The final movement was a setting of a collectively written text, ‘I Am You, Brave and Strong’, to a dynamic score, whose Scotch-snap rhythm and strong stepwise bass line created persuasive propulsion. Commencing with a call to attention from the timpani and a quirky violin solo, the movement struggled through a literal and figurative ‘storm’ – ‘A clap of thunder, lighting up the sky,/ A blast of light the sourness fades’ – then garnered the positive energy of marching timpani beats and pizzicato string retorts to a triumphant conclusion: ‘With courage we’re back, so hear our song!/ Brave and strong!’
Charles-Simon Catel made his name writing Revolutionary hymns, marches and military symphonies for the Garde National band, and the overture to Sémiramis – a tragédie lyrique based on the 1748 tragedy of the same name by Voltaire which concerns the legendary Queen Sémiramis of Babylon –could have served a similar purpose. Warren-Green and the LCO indulged its more melodramatic qualities – from the strange harmonic contortions of the slow introduction to the tingling string tremolos and hard-stick thwacks from the timpani – though the trumpet fanfares might have been even more dazzling. There were some nicely graded dynamic contrasts but the overall balance was not always controlled, and there was some messy string playing at the start of the Allegro.
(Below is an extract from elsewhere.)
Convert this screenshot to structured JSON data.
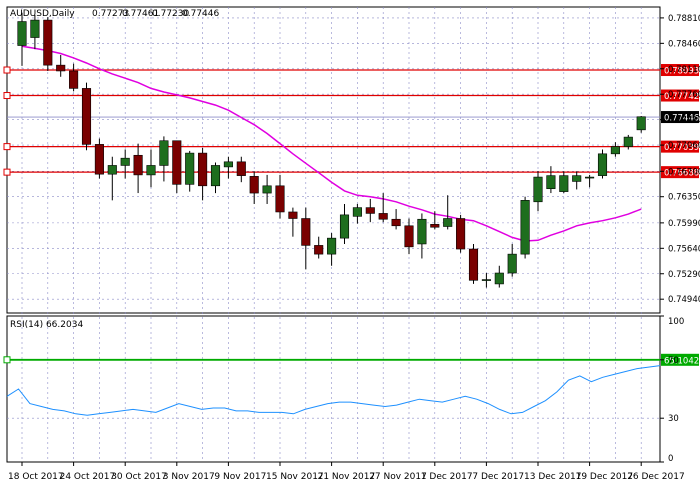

There was plenty of drama, too, in Haydn’s ‘Military’ Symphony, not least the arrival of standard bearer, triangle, bass drum and cymbals down the Cadogan Hall aisle in the final Presto. Before that we had a graceful Adagio introduction with warm playing by the strings, from which the first movement Allegro burst forth with bright busyness – though I’d have liked a little more air so that the woodwind solos could shine through with greater sunshine. The development was, however, marked by strong contrasts of texture and dynamics. Perhaps the humour latent in Haydn’s score could have been acknowledged still further though, especially with the arrival of the recapitulation, which introduced some pleasing antiphonal interplay between first and second violins.
There was much lovely lyricism from woodwinds and horns in the opening of the Allegretto, until bass drum and cymbal shattered the bucolic calm – one could almost hear Haydn chuckling from the grave! Strong playing from the basses gave direction to the string episode which intervened before the trumpet unleashed the composer’s disconcertingly askance fanfare. Tight turns and accents characterised the Menuetto, and I was impressed by the sustained grace of the string playing. In the Presto, string unisons were well-tuned and notable for the fleet playing of the cellos, while the falling motif which recurs in the woodwind added some sentiment before it was blasted away by the arrival of the Turkish battery.
Beethoven’s Egmont drama shares with the preceding Catel overture an F major tonality and a fiery F minor conclusion. But, there the similarities end, for Beethoven’s music – as revealed by the LCO – has a seriousness and urgency which underscored Warren-Green’s prefatory petition perfectly.